Medicare Therapy Cap and KX Modifiers
In 1997, when it passed section 4541(c) and (d) of the Balanced Budget Act of 1997, Congress placed an annual limit on the amount of reimbursement paid out by Medicare on behalf of Medicare beneficiaries for therapy services rendered under Medicare Part B.1 Although there have been a total of 13 attempts to repeal the therapy cap legislation, the cap still remains in effect to this date.2
As a result of the language used in legislation in 2007, the therapy cap began to include physical therapy services and speech-language pathology services under the same amount of cap money annually, with occupational therapy having a separate but equal portion of money.1 For example, in 2015, the therapy cap amount was $1,940 for outpatient physical therapy and speech-language pathology services combined; occupational therapy had its own $1,940 cap for occupational therapy services.3

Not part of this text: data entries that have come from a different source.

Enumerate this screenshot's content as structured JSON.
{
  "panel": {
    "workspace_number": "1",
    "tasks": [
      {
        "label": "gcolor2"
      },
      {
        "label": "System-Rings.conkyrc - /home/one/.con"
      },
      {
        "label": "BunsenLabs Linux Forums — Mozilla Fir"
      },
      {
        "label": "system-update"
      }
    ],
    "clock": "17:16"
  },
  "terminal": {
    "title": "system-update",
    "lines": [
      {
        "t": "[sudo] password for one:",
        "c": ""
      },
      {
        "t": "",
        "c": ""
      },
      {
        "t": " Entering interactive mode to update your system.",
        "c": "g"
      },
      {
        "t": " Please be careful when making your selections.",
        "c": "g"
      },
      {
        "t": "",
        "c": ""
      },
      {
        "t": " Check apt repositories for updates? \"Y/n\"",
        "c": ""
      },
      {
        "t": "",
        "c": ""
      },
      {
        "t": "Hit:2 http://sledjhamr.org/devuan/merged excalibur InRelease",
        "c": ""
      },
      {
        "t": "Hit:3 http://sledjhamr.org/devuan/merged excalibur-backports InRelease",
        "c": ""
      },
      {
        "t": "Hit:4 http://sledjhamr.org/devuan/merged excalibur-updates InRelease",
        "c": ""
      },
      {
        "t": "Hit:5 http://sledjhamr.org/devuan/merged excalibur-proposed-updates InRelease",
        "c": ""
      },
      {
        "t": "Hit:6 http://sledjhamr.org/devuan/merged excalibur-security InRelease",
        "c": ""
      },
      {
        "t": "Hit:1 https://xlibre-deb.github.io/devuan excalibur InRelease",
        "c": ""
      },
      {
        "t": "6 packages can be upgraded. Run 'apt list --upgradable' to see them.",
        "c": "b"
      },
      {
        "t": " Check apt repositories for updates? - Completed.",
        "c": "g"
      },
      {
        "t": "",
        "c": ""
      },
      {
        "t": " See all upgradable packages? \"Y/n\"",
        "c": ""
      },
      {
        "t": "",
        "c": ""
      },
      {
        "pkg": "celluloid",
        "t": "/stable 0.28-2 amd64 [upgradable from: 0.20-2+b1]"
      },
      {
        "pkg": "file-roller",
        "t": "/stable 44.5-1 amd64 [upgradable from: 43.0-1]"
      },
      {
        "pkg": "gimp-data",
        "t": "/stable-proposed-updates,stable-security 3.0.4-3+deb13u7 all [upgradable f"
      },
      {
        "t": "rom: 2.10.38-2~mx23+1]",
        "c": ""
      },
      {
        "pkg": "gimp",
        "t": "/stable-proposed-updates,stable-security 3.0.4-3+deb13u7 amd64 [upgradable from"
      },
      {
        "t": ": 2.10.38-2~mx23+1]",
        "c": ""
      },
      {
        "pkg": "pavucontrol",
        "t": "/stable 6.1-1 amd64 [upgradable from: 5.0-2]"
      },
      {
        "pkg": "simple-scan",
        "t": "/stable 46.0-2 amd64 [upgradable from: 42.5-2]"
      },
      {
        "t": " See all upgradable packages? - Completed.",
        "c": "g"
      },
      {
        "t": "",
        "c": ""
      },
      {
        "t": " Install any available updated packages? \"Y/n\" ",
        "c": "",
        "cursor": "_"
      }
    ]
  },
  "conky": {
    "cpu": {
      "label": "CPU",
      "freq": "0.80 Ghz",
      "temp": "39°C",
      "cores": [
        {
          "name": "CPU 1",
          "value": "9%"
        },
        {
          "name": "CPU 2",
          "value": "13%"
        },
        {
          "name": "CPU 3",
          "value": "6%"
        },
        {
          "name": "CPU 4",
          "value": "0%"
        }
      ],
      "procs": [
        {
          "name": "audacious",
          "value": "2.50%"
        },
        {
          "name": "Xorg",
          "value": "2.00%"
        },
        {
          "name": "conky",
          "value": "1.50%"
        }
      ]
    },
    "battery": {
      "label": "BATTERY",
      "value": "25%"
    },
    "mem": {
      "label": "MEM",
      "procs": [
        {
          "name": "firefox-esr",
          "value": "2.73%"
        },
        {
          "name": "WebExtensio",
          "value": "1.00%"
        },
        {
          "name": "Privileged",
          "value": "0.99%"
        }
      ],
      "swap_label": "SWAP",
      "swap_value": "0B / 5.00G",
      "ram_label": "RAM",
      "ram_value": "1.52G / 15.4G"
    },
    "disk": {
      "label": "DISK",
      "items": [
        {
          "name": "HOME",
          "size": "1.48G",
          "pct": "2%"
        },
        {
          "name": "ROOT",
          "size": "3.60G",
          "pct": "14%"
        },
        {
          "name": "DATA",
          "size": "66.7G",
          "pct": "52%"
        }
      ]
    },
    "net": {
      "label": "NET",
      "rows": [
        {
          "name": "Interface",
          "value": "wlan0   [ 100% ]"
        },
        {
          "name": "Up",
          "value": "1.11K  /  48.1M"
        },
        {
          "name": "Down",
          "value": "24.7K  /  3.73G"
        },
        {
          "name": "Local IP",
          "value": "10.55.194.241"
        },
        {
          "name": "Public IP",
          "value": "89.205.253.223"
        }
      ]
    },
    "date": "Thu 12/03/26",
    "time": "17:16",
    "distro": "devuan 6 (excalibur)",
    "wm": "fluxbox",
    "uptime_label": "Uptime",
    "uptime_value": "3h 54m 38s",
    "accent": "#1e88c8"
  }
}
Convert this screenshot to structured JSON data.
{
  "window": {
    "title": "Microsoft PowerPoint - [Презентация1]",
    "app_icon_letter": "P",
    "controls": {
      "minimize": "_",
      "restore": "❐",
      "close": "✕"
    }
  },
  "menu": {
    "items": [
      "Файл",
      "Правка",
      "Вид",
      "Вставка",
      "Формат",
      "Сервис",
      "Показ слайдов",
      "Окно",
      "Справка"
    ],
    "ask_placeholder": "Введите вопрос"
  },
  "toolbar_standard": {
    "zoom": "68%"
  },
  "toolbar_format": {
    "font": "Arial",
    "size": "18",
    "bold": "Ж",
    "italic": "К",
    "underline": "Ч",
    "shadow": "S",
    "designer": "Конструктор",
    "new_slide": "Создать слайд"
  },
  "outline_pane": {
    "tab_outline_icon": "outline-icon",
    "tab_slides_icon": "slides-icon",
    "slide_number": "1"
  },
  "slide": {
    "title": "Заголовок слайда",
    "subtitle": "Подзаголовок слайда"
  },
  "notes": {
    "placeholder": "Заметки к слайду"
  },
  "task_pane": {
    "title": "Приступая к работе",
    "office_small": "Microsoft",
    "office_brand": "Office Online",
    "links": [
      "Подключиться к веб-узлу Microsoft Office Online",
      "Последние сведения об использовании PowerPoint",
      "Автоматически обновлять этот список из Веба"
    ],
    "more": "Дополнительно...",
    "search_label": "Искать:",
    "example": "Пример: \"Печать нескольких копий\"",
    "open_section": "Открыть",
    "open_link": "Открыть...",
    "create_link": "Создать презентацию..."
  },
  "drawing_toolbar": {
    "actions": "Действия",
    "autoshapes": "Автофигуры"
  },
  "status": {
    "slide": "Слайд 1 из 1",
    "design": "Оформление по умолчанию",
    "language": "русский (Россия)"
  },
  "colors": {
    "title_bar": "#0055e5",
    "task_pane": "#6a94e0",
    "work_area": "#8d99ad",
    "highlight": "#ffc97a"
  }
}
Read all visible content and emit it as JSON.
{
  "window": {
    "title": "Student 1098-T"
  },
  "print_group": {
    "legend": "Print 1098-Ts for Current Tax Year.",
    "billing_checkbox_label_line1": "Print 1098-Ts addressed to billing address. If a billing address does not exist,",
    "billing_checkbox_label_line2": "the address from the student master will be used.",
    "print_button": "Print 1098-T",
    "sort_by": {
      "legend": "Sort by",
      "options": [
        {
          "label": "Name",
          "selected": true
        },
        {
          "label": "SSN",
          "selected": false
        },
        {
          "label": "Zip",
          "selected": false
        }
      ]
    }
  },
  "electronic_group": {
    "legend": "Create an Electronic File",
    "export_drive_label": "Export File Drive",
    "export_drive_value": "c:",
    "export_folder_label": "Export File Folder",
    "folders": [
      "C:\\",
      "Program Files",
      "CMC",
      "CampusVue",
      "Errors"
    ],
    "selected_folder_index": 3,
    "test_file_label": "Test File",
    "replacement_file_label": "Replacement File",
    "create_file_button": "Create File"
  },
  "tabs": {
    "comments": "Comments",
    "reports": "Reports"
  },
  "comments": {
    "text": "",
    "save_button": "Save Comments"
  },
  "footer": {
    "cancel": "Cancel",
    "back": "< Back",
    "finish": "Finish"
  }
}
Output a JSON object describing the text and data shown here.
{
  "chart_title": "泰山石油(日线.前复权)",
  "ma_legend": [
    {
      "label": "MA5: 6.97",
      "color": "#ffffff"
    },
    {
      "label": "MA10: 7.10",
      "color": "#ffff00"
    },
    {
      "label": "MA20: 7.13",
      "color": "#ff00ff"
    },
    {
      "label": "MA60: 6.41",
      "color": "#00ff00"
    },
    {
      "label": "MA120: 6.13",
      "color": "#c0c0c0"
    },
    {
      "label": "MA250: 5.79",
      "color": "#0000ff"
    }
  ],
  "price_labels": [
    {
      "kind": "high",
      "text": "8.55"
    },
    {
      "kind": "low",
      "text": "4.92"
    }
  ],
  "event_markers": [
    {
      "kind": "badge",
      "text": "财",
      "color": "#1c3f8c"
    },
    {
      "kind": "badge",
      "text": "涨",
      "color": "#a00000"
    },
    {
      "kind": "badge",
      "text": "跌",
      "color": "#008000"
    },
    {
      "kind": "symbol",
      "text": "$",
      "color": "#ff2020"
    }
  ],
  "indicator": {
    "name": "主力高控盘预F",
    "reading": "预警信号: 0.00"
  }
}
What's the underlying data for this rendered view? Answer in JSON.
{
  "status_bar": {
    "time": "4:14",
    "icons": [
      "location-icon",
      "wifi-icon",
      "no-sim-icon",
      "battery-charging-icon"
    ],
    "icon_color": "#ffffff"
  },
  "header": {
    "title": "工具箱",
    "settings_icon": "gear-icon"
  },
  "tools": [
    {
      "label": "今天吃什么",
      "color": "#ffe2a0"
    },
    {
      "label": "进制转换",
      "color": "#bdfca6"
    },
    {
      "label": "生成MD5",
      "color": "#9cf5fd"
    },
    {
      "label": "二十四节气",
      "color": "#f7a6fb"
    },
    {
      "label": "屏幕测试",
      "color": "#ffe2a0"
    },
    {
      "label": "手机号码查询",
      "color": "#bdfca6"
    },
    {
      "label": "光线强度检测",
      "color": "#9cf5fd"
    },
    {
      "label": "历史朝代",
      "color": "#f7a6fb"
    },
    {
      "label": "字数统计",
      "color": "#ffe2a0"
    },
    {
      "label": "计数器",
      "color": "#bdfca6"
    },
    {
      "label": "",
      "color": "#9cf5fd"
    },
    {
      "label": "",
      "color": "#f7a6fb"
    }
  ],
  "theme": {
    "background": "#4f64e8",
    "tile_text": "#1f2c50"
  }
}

However, when Congress passed the Deficit Reduction Act on February 1, 2006, provisions were put into place to develop an exceptions process for beneficiaries needing coverage above the therapy caps. The provision was first implemented by the Centers for Medicare & Medicaid Services (CMS) in March 2006, allowing for either automatic or manual exceptions to the therapy cap. The exceptions process has been modified over the years, but remains in effect as of this writing. The most recent legislation to keep this provision in place was passed on April 15, 2015, when the U.S. Senate passed the Medicare Access and CHIP Reauthorization Act (MACRA) (H.R. 2), which included an extension of the exceptions process through December 31, 2017.1
There are currently two exceptions processes. The first is the automatic exceptions process that occurs when a Medicare beneficiary reaches the $1,940 therapy cap and the treating therapist must apply a KX modifier to the claim form to designate that continued care of the patient is medically necessary.4,5 By applying the KX modifier, the therapist proves to CMS that the patient's skilled therapy services are supported by documentation in the health record, that the patient qualifies for an exception under the automatic exception process, and that the skilled services are reasonable and necessary services that require the skills of a licensed therapist.6 The second exceptions process is the manual medical review process that must occur when the Medicare beneficiary reaches the second tier of the cap at $3,700.4-6
Besides extending the provisions to the therapy ...